## WHAT YOU SHOULD DO
Would you please write out each entry that follows, exactly as written?

===

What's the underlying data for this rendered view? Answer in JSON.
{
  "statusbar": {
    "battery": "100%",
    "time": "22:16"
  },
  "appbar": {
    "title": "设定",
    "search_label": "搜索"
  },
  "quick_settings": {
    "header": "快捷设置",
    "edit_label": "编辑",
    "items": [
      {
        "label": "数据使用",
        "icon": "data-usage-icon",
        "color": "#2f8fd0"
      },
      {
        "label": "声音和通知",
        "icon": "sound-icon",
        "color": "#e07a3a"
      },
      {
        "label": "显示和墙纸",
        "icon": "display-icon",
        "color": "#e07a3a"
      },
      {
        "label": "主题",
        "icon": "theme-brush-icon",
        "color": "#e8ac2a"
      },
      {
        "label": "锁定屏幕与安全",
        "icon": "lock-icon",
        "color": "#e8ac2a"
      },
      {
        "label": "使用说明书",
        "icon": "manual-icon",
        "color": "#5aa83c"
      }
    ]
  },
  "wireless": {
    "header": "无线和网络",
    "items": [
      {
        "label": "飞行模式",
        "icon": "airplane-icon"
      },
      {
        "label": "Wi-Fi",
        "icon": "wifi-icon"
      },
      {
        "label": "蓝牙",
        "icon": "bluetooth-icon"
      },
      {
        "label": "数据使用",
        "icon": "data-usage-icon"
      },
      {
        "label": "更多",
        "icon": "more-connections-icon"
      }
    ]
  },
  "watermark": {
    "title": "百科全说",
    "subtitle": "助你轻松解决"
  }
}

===

## SOLVED PROBLEM
What's the underlying data for this rendered view? Answer in JSON.
{
  "statusbar": {
    "battery": "100%",
    "time": "22:16"
  },
  "appbar": {
    "title": "设定",
    "search_label": "搜索"
  },
  "quick_settings": {
    "header": "快捷设置",
    "edit_label": "编辑",
    "items": [
      {
        "label": "数据使用",
        "icon": "data-usage-icon",
        "color": "#2f8fd0"
      },
      {
        "label": "声音和通知",
        "icon": "sound-icon",
        "color": "#e07a3a"
      },
      {
        "label": "显示和墙纸",
        "icon": "display-icon",
        "color": "#e07a3a"
      },
      {
        "label": "主题",
        "icon": "theme-brush-icon",
        "color": "#e8ac2a"
      },
      {
        "label": "锁定屏幕与安全",
        "icon": "lock-icon",
        "color": "#e8ac2a"
      },
      {
        "label": "使用说明书",
        "icon": "manual-icon",
        "color": "#5aa83c"
      }
    ]
  },
  "wireless": {
    "header": "无线和网络",
    "items": [
      {
        "label": "飞行模式",
        "icon": "airplane-icon"
      },
      {
        "label": "Wi-Fi",
        "icon": "wifi-icon"
      },
      {
        "label": "蓝牙",
        "icon": "bluetooth-icon"
      },
      {
        "label": "数据使用",
        "icon": "data-usage-icon"
      },
      {
        "label": "更多",
        "icon": "more-connections-icon"
      }
    ]
  },
  "watermark": {
    "title": "百科全说",
    "subtitle": "助你轻松解决"
  }
}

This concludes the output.